ABOUT THIS EXERCISE: Your answer should be every line of the entries that has the string "arrow" in it.

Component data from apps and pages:
[Start of section]

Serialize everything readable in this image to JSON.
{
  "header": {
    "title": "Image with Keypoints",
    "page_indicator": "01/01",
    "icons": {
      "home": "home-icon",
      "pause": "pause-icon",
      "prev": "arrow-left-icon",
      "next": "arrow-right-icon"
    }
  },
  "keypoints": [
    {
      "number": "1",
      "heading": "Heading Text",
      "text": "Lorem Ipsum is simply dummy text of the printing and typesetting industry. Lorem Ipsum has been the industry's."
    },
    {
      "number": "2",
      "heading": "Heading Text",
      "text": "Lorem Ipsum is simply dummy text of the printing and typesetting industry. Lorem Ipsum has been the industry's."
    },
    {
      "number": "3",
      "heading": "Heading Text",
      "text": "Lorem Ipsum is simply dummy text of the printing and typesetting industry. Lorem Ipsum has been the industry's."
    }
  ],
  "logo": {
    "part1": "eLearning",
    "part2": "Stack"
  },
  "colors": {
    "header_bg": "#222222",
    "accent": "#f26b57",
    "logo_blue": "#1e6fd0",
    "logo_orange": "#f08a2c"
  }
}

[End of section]

ANSWER TO THE PROBLEM:
      "prev": "arrow-left-icon",
      "next": "arrow-right-icon"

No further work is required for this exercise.